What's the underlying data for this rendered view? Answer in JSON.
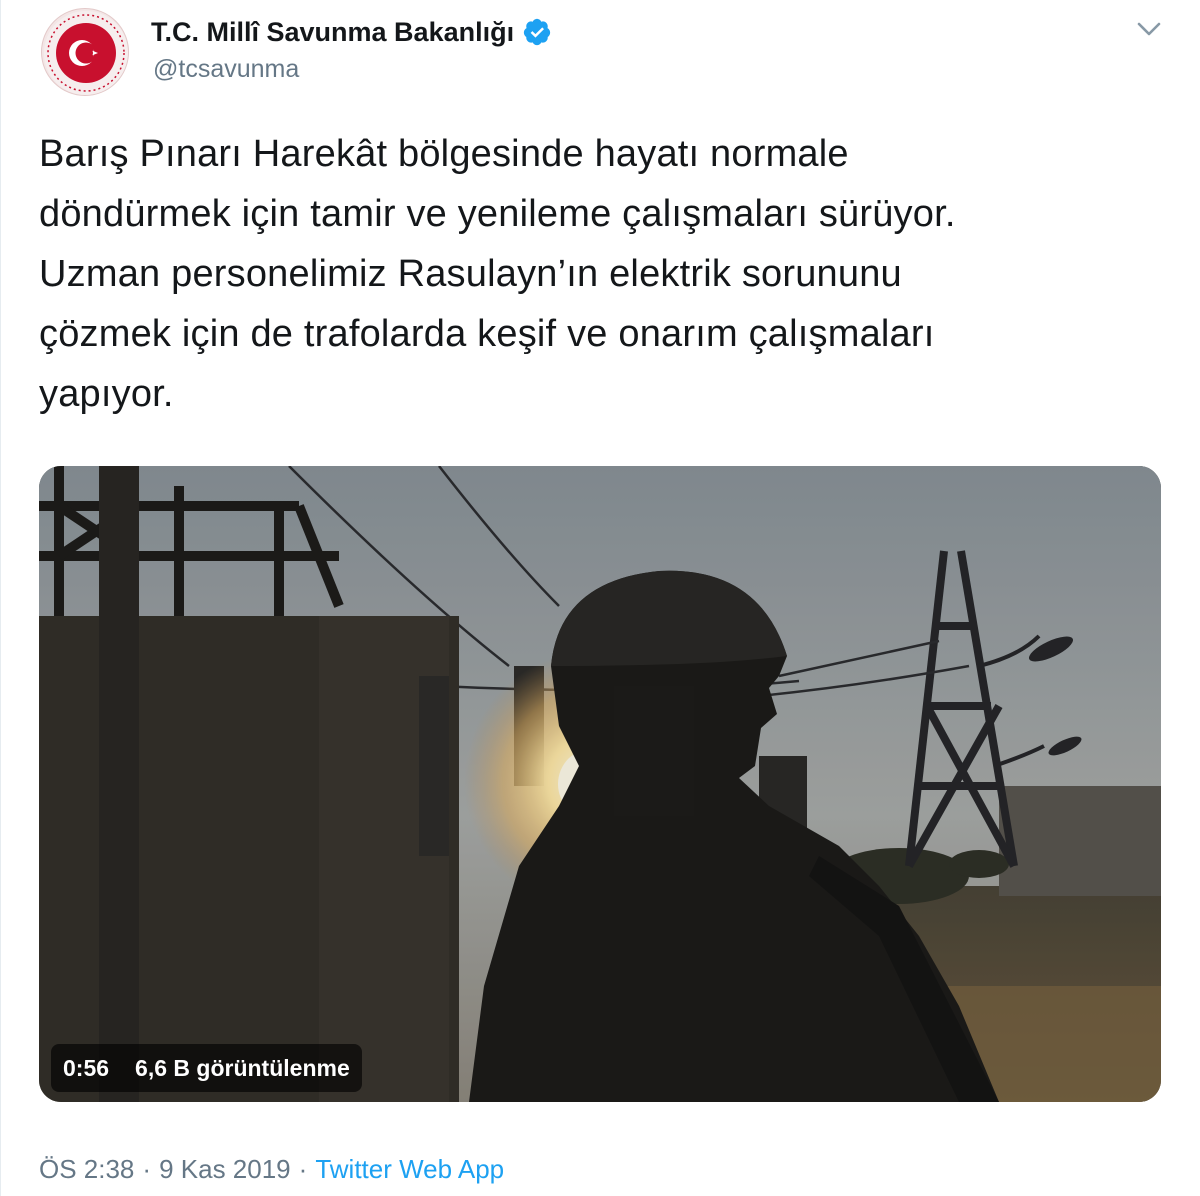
{
  "tweet": {
    "display_name": "T.C. Millî Savunma Bakanlığı",
    "handle": "@tcsavunma",
    "verified": true,
    "text_lines": [
      "Barış Pınarı Harekât bölgesinde hayatı normale",
      "döndürmek için tamir ve yenileme çalışmaları sürüyor.",
      "Uzman personelimiz Rasulayn’ın elektrik sorununu",
      "çözmek için de trafolarda keşif ve onarım çalışmaları",
      "yapıyor."
    ],
    "video": {
      "duration": "0:56",
      "views": "6,6 B görüntülenme"
    },
    "meta": {
      "time": "ÖS 2:38",
      "separator1": "·",
      "date": "9 Kas 2019",
      "separator2": "·",
      "source": "Twitter Web App"
    }
  },
  "icons": {
    "avatar": "ministry-emblem-icon",
    "verified": "verified-badge-icon",
    "caret": "chevron-down-icon"
  },
  "colors": {
    "name": "#14171a",
    "secondary": "#657786",
    "link": "#1da1f2",
    "verified": "#1da1f2",
    "emblem_red": "#c8102e"
  }
}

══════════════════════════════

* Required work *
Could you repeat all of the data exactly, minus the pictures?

* Answer area *
What's the underlying data for this rendered view? Answer in JSON.
{
  "tweet": {
    "display_name": "T.C. Millî Savunma Bakanlığı",
    "handle": "@tcsavunma",
    "verified": true,
    "text_lines": [
      "Barış Pınarı Harekât bölgesinde hayatı normale",
      "döndürmek için tamir ve yenileme çalışmaları sürüyor.",
      "Uzman personelimiz Rasulayn’ın elektrik sorununu",
      "çözmek için de trafolarda keşif ve onarım çalışmaları",
      "yapıyor."
    ],
    "video": {
      "duration": "0:56",
      "views": "6,6 B görüntülenme"
    },
    "meta": {
      "time": "ÖS 2:38",
      "separator1": "·",
      "date": "9 Kas 2019",
      "separator2": "·",
      "source": "Twitter Web App"
    }
  },
  "icons": {
    "avatar": "ministry-emblem-icon",
    "verified": "verified-badge-icon",
    "caret": "chevron-down-icon"
  },
  "colors": {
    "name": "#14171a",
    "secondary": "#657786",
    "link": "#1da1f2",
    "verified": "#1da1f2",
    "emblem_red": "#c8102e"
  }
}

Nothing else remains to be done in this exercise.